#### Exercise aim
Every record needs to come back as written, except for the pictures.

(Input for this task)

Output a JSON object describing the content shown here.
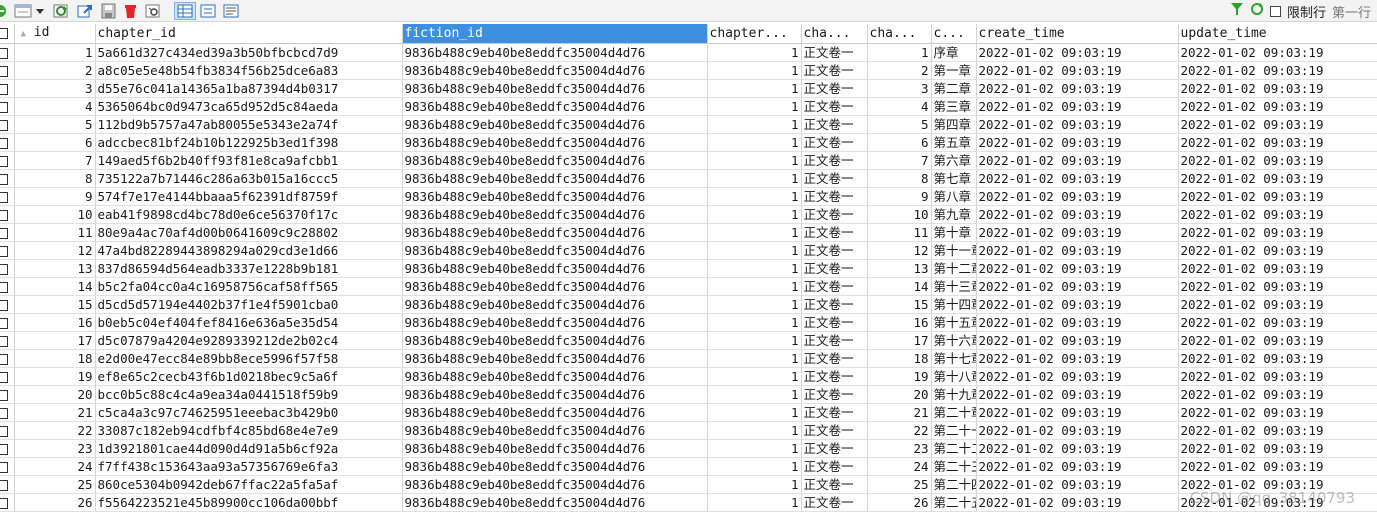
{
  "toolbar": {
    "buttons": [
      "add-row",
      "view-menu",
      "refresh",
      "export",
      "save",
      "delete",
      "filter-view",
      "grid-view",
      "form-view",
      "text-view"
    ],
    "limit_label": "限制行",
    "first_row_label": "第一行"
  },
  "table": {
    "headers": [
      "id",
      "chapter_id",
      "fiction_id",
      "chapter...",
      "cha...",
      "cha...",
      "c...",
      "create_time",
      "update_time"
    ],
    "rows": [
      [
        "1",
        "5a661d327c434ed39a3b50bfbcbcd7d9",
        "9836b488c9eb40be8eddfc35004d4d76",
        "1",
        "正文卷一",
        "1",
        "序章",
        "2022-01-02 09:03:19",
        "2022-01-02 09:03:19"
      ],
      [
        "2",
        "a8c05e5e48b54fb3834f56b25dce6a83",
        "9836b488c9eb40be8eddfc35004d4d76",
        "1",
        "正文卷一",
        "2",
        "第一章",
        "2022-01-02 09:03:19",
        "2022-01-02 09:03:19"
      ],
      [
        "3",
        "d55e76c041a14365a1ba87394d4b0317",
        "9836b488c9eb40be8eddfc35004d4d76",
        "1",
        "正文卷一",
        "3",
        "第二章",
        "2022-01-02 09:03:19",
        "2022-01-02 09:03:19"
      ],
      [
        "4",
        "5365064bc0d9473ca65d952d5c84aeda",
        "9836b488c9eb40be8eddfc35004d4d76",
        "1",
        "正文卷一",
        "4",
        "第三章",
        "2022-01-02 09:03:19",
        "2022-01-02 09:03:19"
      ],
      [
        "5",
        "112bd9b5757a47ab80055e5343e2a74f",
        "9836b488c9eb40be8eddfc35004d4d76",
        "1",
        "正文卷一",
        "5",
        "第四章",
        "2022-01-02 09:03:19",
        "2022-01-02 09:03:19"
      ],
      [
        "6",
        "adccbec81bf24b10b122925b3ed1f398",
        "9836b488c9eb40be8eddfc35004d4d76",
        "1",
        "正文卷一",
        "6",
        "第五章",
        "2022-01-02 09:03:19",
        "2022-01-02 09:03:19"
      ],
      [
        "7",
        "149aed5f6b2b40ff93f81e8ca9afcbb1",
        "9836b488c9eb40be8eddfc35004d4d76",
        "1",
        "正文卷一",
        "7",
        "第六章",
        "2022-01-02 09:03:19",
        "2022-01-02 09:03:19"
      ],
      [
        "8",
        "735122a7b71446c286a63b015a16ccc5",
        "9836b488c9eb40be8eddfc35004d4d76",
        "1",
        "正文卷一",
        "8",
        "第七章",
        "2022-01-02 09:03:19",
        "2022-01-02 09:03:19"
      ],
      [
        "9",
        "574f7e17e4144bbaaa5f62391df8759f",
        "9836b488c9eb40be8eddfc35004d4d76",
        "1",
        "正文卷一",
        "9",
        "第八章",
        "2022-01-02 09:03:19",
        "2022-01-02 09:03:19"
      ],
      [
        "10",
        "eab41f9898cd4bc78d0e6ce56370f17c",
        "9836b488c9eb40be8eddfc35004d4d76",
        "1",
        "正文卷一",
        "10",
        "第九章",
        "2022-01-02 09:03:19",
        "2022-01-02 09:03:19"
      ],
      [
        "11",
        "80e9a4ac70af4d00b0641609c9c28802",
        "9836b488c9eb40be8eddfc35004d4d76",
        "1",
        "正文卷一",
        "11",
        "第十章",
        "2022-01-02 09:03:19",
        "2022-01-02 09:03:19"
      ],
      [
        "12",
        "47a4bd82289443898294a029cd3e1d66",
        "9836b488c9eb40be8eddfc35004d4d76",
        "1",
        "正文卷一",
        "12",
        "第十一章",
        "2022-01-02 09:03:19",
        "2022-01-02 09:03:19"
      ],
      [
        "13",
        "837d86594d564eadb3337e1228b9b181",
        "9836b488c9eb40be8eddfc35004d4d76",
        "1",
        "正文卷一",
        "13",
        "第十二章",
        "2022-01-02 09:03:19",
        "2022-01-02 09:03:19"
      ],
      [
        "14",
        "b5c2fa04cc0a4c16958756caf58ff565",
        "9836b488c9eb40be8eddfc35004d4d76",
        "1",
        "正文卷一",
        "14",
        "第十三章",
        "2022-01-02 09:03:19",
        "2022-01-02 09:03:19"
      ],
      [
        "15",
        "d5cd5d57194e4402b37f1e4f5901cba0",
        "9836b488c9eb40be8eddfc35004d4d76",
        "1",
        "正文卷一",
        "15",
        "第十四章",
        "2022-01-02 09:03:19",
        "2022-01-02 09:03:19"
      ],
      [
        "16",
        "b0eb5c04ef404fef8416e636a5e35d54",
        "9836b488c9eb40be8eddfc35004d4d76",
        "1",
        "正文卷一",
        "16",
        "第十五章",
        "2022-01-02 09:03:19",
        "2022-01-02 09:03:19"
      ],
      [
        "17",
        "d5c07879a4204e9289339212de2b02c4",
        "9836b488c9eb40be8eddfc35004d4d76",
        "1",
        "正文卷一",
        "17",
        "第十六章",
        "2022-01-02 09:03:19",
        "2022-01-02 09:03:19"
      ],
      [
        "18",
        "e2d00e47ecc84e89bb8ece5996f57f58",
        "9836b488c9eb40be8eddfc35004d4d76",
        "1",
        "正文卷一",
        "18",
        "第十七章",
        "2022-01-02 09:03:19",
        "2022-01-02 09:03:19"
      ],
      [
        "19",
        "ef8e65c2cecb43f6b1d0218bec9c5a6f",
        "9836b488c9eb40be8eddfc35004d4d76",
        "1",
        "正文卷一",
        "19",
        "第十八章",
        "2022-01-02 09:03:19",
        "2022-01-02 09:03:19"
      ],
      [
        "20",
        "bcc0b5c88c4c4a9ea34a0441518f59b9",
        "9836b488c9eb40be8eddfc35004d4d76",
        "1",
        "正文卷一",
        "20",
        "第十九章",
        "2022-01-02 09:03:19",
        "2022-01-02 09:03:19"
      ],
      [
        "21",
        "c5ca4a3c97c74625951eeebac3b429b0",
        "9836b488c9eb40be8eddfc35004d4d76",
        "1",
        "正文卷一",
        "21",
        "第二十章",
        "2022-01-02 09:03:19",
        "2022-01-02 09:03:19"
      ],
      [
        "22",
        "33087c182eb94cdfbf4c85bd68e4e7e9",
        "9836b488c9eb40be8eddfc35004d4d76",
        "1",
        "正文卷一",
        "22",
        "第二十一章",
        "2022-01-02 09:03:19",
        "2022-01-02 09:03:19"
      ],
      [
        "23",
        "1d3921801cae44d090d4d91a5b6cf92a",
        "9836b488c9eb40be8eddfc35004d4d76",
        "1",
        "正文卷一",
        "23",
        "第二十二章",
        "2022-01-02 09:03:19",
        "2022-01-02 09:03:19"
      ],
      [
        "24",
        "f7ff438c153643aa93a57356769e6fa3",
        "9836b488c9eb40be8eddfc35004d4d76",
        "1",
        "正文卷一",
        "24",
        "第二十三章",
        "2022-01-02 09:03:19",
        "2022-01-02 09:03:19"
      ],
      [
        "25",
        "860ce5304b0942deb67ffac22a5fa5af",
        "9836b488c9eb40be8eddfc35004d4d76",
        "1",
        "正文卷一",
        "25",
        "第二十四章",
        "2022-01-02 09:03:19",
        "2022-01-02 09:03:19"
      ],
      [
        "26",
        "f5564223521e45b89900cc106da00bbf",
        "9836b488c9eb40be8eddfc35004d4d76",
        "1",
        "正文卷一",
        "26",
        "第二十五章",
        "2022-01-02 09:03:19",
        "2022-01-02 09:03:19"
      ]
    ]
  },
  "watermark": "CSDN @qq_38140793",
  "colors": {
    "selected_header": "#3d8fe0",
    "filter_green": "#2aa52a",
    "delete_red": "#e02828"
  }
}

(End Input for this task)

#### Problem solution
Output a JSON object describing the content shown here.
{
  "toolbar": {
    "buttons": [
      "add-row",
      "view-menu",
      "refresh",
      "export",
      "save",
      "delete",
      "filter-view",
      "grid-view",
      "form-view",
      "text-view"
    ],
    "limit_label": "限制行",
    "first_row_label": "第一行"
  },
  "table": {
    "headers": [
      "id",
      "chapter_id",
      "fiction_id",
      "chapter...",
      "cha...",
      "cha...",
      "c...",
      "create_time",
      "update_time"
    ],
    "rows": [
      [
        "1",
        "5a661d327c434ed39a3b50bfbcbcd7d9",
        "9836b488c9eb40be8eddfc35004d4d76",
        "1",
        "正文卷一",
        "1",
        "序章",
        "2022-01-02 09:03:19",
        "2022-01-02 09:03:19"
      ],
      [
        "2",
        "a8c05e5e48b54fb3834f56b25dce6a83",
        "9836b488c9eb40be8eddfc35004d4d76",
        "1",
        "正文卷一",
        "2",
        "第一章",
        "2022-01-02 09:03:19",
        "2022-01-02 09:03:19"
      ],
      [
        "3",
        "d55e76c041a14365a1ba87394d4b0317",
        "9836b488c9eb40be8eddfc35004d4d76",
        "1",
        "正文卷一",
        "3",
        "第二章",
        "2022-01-02 09:03:19",
        "2022-01-02 09:03:19"
      ],
      [
        "4",
        "5365064bc0d9473ca65d952d5c84aeda",
        "9836b488c9eb40be8eddfc35004d4d76",
        "1",
        "正文卷一",
        "4",
        "第三章",
        "2022-01-02 09:03:19",
        "2022-01-02 09:03:19"
      ],
      [
        "5",
        "112bd9b5757a47ab80055e5343e2a74f",
        "9836b488c9eb40be8eddfc35004d4d76",
        "1",
        "正文卷一",
        "5",
        "第四章",
        "2022-01-02 09:03:19",
        "2022-01-02 09:03:19"
      ],
      [
        "6",
        "adccbec81bf24b10b122925b3ed1f398",
        "9836b488c9eb40be8eddfc35004d4d76",
        "1",
        "正文卷一",
        "6",
        "第五章",
        "2022-01-02 09:03:19",
        "2022-01-02 09:03:19"
      ],
      [
        "7",
        "149aed5f6b2b40ff93f81e8ca9afcbb1",
        "9836b488c9eb40be8eddfc35004d4d76",
        "1",
        "正文卷一",
        "7",
        "第六章",
        "2022-01-02 09:03:19",
        "2022-01-02 09:03:19"
      ],
      [
        "8",
        "735122a7b71446c286a63b015a16ccc5",
        "9836b488c9eb40be8eddfc35004d4d76",
        "1",
        "正文卷一",
        "8",
        "第七章",
        "2022-01-02 09:03:19",
        "2022-01-02 09:03:19"
      ],
      [
        "9",
        "574f7e17e4144bbaaa5f62391df8759f",
        "9836b488c9eb40be8eddfc35004d4d76",
        "1",
        "正文卷一",
        "9",
        "第八章",
        "2022-01-02 09:03:19",
        "2022-01-02 09:03:19"
      ],
      [
        "10",
        "eab41f9898cd4bc78d0e6ce56370f17c",
        "9836b488c9eb40be8eddfc35004d4d76",
        "1",
        "正文卷一",
        "10",
        "第九章",
        "2022-01-02 09:03:19",
        "2022-01-02 09:03:19"
      ],
      [
        "11",
        "80e9a4ac70af4d00b0641609c9c28802",
        "9836b488c9eb40be8eddfc35004d4d76",
        "1",
        "正文卷一",
        "11",
        "第十章",
        "2022-01-02 09:03:19",
        "2022-01-02 09:03:19"
      ],
      [
        "12",
        "47a4bd82289443898294a029cd3e1d66",
        "9836b488c9eb40be8eddfc35004d4d76",
        "1",
        "正文卷一",
        "12",
        "第十一章",
        "2022-01-02 09:03:19",
        "2022-01-02 09:03:19"
      ],
      [
        "13",
        "837d86594d564eadb3337e1228b9b181",
        "9836b488c9eb40be8eddfc35004d4d76",
        "1",
        "正文卷一",
        "13",
        "第十二章",
        "2022-01-02 09:03:19",
        "2022-01-02 09:03:19"
      ],
      [
        "14",
        "b5c2fa04cc0a4c16958756caf58ff565",
        "9836b488c9eb40be8eddfc35004d4d76",
        "1",
        "正文卷一",
        "14",
        "第十三章",
        "2022-01-02 09:03:19",
        "2022-01-02 09:03:19"
      ],
      [
        "15",
        "d5cd5d57194e4402b37f1e4f5901cba0",
        "9836b488c9eb40be8eddfc35004d4d76",
        "1",
        "正文卷一",
        "15",
        "第十四章",
        "2022-01-02 09:03:19",
        "2022-01-02 09:03:19"
      ],
      [
        "16",
        "b0eb5c04ef404fef8416e636a5e35d54",
        "9836b488c9eb40be8eddfc35004d4d76",
        "1",
        "正文卷一",
        "16",
        "第十五章",
        "2022-01-02 09:03:19",
        "2022-01-02 09:03:19"
      ],
      [
        "17",
        "d5c07879a4204e9289339212de2b02c4",
        "9836b488c9eb40be8eddfc35004d4d76",
        "1",
        "正文卷一",
        "17",
        "第十六章",
        "2022-01-02 09:03:19",
        "2022-01-02 09:03:19"
      ],
      [
        "18",
        "e2d00e47ecc84e89bb8ece5996f57f58",
        "9836b488c9eb40be8eddfc35004d4d76",
        "1",
        "正文卷一",
        "18",
        "第十七章",
        "2022-01-02 09:03:19",
        "2022-01-02 09:03:19"
      ],
      [
        "19",
        "ef8e65c2cecb43f6b1d0218bec9c5a6f",
        "9836b488c9eb40be8eddfc35004d4d76",
        "1",
        "正文卷一",
        "19",
        "第十八章",
        "2022-01-02 09:03:19",
        "2022-01-02 09:03:19"
      ],
      [
        "20",
        "bcc0b5c88c4c4a9ea34a0441518f59b9",
        "9836b488c9eb40be8eddfc35004d4d76",
        "1",
        "正文卷一",
        "20",
        "第十九章",
        "2022-01-02 09:03:19",
        "2022-01-02 09:03:19"
      ],
      [
        "21",
        "c5ca4a3c97c74625951eeebac3b429b0",
        "9836b488c9eb40be8eddfc35004d4d76",
        "1",
        "正文卷一",
        "21",
        "第二十章",
        "2022-01-02 09:03:19",
        "2022-01-02 09:03:19"
      ],
      [
        "22",
        "33087c182eb94cdfbf4c85bd68e4e7e9",
        "9836b488c9eb40be8eddfc35004d4d76",
        "1",
        "正文卷一",
        "22",
        "第二十一章",
        "2022-01-02 09:03:19",
        "2022-01-02 09:03:19"
      ],
      [
        "23",
        "1d3921801cae44d090d4d91a5b6cf92a",
        "9836b488c9eb40be8eddfc35004d4d76",
        "1",
        "正文卷一",
        "23",
        "第二十二章",
        "2022-01-02 09:03:19",
        "2022-01-02 09:03:19"
      ],
      [
        "24",
        "f7ff438c153643aa93a57356769e6fa3",
        "9836b488c9eb40be8eddfc35004d4d76",
        "1",
        "正文卷一",
        "24",
        "第二十三章",
        "2022-01-02 09:03:19",
        "2022-01-02 09:03:19"
      ],
      [
        "25",
        "860ce5304b0942deb67ffac22a5fa5af",
        "9836b488c9eb40be8eddfc35004d4d76",
        "1",
        "正文卷一",
        "25",
        "第二十四章",
        "2022-01-02 09:03:19",
        "2022-01-02 09:03:19"
      ],
      [
        "26",
        "f5564223521e45b89900cc106da00bbf",
        "9836b488c9eb40be8eddfc35004d4d76",
        "1",
        "正文卷一",
        "26",
        "第二十五章",
        "2022-01-02 09:03:19",
        "2022-01-02 09:03:19"
      ]
    ]
  },
  "watermark": "CSDN @qq_38140793",
  "colors": {
    "selected_header": "#3d8fe0",
    "filter_green": "#2aa52a",
    "delete_red": "#e02828"
  }
}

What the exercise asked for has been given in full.